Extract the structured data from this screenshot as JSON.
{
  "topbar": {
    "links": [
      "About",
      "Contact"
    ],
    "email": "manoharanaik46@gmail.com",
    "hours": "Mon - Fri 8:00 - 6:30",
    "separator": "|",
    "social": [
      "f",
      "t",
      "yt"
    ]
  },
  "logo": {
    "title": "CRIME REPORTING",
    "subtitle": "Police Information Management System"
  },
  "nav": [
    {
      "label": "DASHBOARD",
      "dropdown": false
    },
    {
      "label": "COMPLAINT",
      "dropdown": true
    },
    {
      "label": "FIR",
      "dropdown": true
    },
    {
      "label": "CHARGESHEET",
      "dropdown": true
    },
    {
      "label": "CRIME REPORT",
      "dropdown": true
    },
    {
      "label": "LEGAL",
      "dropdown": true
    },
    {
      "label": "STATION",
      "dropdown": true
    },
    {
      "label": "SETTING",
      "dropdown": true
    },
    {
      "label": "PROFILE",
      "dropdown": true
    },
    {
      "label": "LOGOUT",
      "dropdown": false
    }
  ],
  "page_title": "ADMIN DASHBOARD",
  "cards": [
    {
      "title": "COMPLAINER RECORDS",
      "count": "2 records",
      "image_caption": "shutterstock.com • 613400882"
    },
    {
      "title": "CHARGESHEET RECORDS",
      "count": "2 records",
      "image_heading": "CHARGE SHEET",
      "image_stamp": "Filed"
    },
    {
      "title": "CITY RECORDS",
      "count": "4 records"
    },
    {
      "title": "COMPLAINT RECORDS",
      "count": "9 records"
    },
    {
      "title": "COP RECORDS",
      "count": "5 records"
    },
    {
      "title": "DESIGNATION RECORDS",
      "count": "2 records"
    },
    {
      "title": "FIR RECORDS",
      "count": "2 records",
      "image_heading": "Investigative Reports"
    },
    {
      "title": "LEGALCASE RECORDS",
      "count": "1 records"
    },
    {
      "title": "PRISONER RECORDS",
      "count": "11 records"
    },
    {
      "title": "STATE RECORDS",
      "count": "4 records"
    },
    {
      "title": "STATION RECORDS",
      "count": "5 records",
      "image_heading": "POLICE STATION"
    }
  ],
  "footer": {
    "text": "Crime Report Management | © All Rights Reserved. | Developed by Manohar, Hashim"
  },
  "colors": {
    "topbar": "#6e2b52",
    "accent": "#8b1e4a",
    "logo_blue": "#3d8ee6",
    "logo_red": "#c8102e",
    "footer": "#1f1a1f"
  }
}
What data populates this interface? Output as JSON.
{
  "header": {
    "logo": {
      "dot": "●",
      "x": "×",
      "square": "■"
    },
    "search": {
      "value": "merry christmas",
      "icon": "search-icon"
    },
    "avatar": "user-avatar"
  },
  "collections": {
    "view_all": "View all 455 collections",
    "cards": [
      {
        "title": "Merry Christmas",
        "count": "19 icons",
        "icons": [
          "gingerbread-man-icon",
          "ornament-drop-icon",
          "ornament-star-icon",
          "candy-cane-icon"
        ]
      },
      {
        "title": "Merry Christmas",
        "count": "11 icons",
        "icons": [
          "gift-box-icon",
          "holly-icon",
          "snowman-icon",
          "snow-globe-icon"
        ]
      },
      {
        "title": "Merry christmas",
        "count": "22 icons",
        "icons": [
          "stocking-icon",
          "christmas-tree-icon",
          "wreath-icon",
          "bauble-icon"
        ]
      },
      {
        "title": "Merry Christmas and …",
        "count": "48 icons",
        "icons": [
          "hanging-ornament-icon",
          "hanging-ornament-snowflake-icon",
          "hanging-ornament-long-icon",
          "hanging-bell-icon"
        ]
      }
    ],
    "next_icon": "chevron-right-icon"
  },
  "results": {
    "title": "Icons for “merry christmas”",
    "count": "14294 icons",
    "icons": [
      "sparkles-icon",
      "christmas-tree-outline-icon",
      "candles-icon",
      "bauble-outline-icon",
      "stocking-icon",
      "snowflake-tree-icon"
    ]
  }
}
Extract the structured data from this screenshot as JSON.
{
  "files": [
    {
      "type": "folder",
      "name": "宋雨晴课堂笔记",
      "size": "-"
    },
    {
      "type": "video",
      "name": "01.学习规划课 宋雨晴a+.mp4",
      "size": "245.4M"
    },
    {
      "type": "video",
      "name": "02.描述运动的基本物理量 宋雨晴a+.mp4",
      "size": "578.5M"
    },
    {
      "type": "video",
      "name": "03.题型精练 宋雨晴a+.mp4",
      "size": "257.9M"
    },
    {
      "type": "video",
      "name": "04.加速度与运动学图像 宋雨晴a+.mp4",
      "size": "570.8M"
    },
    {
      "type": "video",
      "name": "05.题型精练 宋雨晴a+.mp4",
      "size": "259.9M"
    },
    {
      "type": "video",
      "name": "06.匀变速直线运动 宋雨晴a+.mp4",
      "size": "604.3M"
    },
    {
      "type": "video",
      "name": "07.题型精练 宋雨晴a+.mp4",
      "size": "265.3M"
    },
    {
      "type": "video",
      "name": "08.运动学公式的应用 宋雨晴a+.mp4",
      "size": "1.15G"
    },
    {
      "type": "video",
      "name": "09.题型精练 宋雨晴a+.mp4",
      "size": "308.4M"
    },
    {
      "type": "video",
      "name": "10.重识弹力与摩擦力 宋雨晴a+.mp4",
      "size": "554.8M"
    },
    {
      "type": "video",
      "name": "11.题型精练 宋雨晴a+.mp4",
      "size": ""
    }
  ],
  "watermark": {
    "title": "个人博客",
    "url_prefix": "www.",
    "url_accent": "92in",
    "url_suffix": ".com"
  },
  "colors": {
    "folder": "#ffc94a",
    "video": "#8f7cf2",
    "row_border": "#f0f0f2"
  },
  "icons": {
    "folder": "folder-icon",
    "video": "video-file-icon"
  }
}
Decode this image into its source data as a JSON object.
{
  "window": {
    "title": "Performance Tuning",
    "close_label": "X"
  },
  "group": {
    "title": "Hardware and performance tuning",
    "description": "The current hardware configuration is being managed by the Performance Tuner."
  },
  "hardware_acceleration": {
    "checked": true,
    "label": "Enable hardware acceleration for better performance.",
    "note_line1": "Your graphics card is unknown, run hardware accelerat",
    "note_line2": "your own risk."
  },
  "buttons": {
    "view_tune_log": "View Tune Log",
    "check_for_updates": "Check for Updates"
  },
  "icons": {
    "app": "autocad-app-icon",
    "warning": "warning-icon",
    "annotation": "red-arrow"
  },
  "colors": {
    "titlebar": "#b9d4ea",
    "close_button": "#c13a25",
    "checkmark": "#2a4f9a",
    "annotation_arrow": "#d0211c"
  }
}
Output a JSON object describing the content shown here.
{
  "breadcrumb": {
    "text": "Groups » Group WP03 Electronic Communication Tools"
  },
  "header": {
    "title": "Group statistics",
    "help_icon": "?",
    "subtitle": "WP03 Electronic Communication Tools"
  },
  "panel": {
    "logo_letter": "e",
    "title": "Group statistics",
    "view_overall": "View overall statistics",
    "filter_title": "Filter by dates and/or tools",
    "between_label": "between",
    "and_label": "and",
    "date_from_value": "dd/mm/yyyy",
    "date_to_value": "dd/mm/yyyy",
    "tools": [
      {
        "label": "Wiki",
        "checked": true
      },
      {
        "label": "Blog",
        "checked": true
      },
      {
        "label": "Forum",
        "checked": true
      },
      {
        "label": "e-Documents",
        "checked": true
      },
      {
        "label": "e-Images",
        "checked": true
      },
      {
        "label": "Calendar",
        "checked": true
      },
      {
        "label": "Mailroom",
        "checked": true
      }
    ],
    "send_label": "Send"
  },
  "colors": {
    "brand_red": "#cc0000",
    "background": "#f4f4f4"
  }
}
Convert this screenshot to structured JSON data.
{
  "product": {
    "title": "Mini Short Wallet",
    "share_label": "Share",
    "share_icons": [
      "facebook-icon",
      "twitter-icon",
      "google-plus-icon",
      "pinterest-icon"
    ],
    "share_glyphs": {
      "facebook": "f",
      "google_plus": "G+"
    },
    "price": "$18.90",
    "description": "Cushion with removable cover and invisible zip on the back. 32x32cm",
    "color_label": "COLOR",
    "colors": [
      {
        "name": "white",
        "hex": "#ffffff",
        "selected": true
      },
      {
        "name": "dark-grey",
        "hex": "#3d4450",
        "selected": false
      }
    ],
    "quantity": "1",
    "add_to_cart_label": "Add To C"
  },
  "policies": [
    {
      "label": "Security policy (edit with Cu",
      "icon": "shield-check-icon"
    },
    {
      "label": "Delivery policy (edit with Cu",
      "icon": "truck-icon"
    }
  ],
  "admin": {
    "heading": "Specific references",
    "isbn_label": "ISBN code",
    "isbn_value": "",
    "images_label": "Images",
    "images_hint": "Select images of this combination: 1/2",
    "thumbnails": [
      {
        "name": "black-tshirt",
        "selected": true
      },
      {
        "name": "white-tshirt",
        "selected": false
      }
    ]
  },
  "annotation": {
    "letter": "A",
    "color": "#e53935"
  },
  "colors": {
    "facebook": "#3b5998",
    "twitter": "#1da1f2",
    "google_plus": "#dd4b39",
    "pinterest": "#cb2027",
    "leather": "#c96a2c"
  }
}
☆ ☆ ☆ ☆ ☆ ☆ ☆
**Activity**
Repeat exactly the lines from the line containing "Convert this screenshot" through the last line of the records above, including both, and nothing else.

**Your response**
Convert this screenshot to structured JSON data.
{
  "product": {
    "title": "Mini Short Wallet",
    "share_label": "Share",
    "share_icons": [
      "facebook-icon",
      "twitter-icon",
      "google-plus-icon",
      "pinterest-icon"
    ],
    "share_glyphs": {
      "facebook": "f",
      "google_plus": "G+"
    },
    "price": "$18.90",
    "description": "Cushion with removable cover and invisible zip on the back. 32x32cm",
    "color_label": "COLOR",
    "colors": [
      {
        "name": "white",
        "hex": "#ffffff",
        "selected": true
      },
      {
        "name": "dark-grey",
        "hex": "#3d4450",
        "selected": false
      }
    ],
    "quantity": "1",
    "add_to_cart_label": "Add To C"
  },
  "policies": [
    {
      "label": "Security policy (edit with Cu",
      "icon": "shield-check-icon"
    },
    {
      "label": "Delivery policy (edit with Cu",
      "icon": "truck-icon"
    }
  ],
  "admin": {
    "heading": "Specific references",
    "isbn_label": "ISBN code",
    "isbn_value": "",
    "images_label": "Images",
    "images_hint": "Select images of this combination: 1/2",
    "thumbnails": [
      {
        "name": "black-tshirt",
        "selected": true
      },
      {
        "name": "white-tshirt",
        "selected": false
      }
    ]
  },
  "annotation": {
    "letter": "A",
    "color": "#e53935"
  },
  "colors": {
    "facebook": "#3b5998",
    "twitter": "#1da1f2",
    "google_plus": "#dd4b39",
    "pinterest": "#cb2027",
    "leather": "#c96a2c"
  }
}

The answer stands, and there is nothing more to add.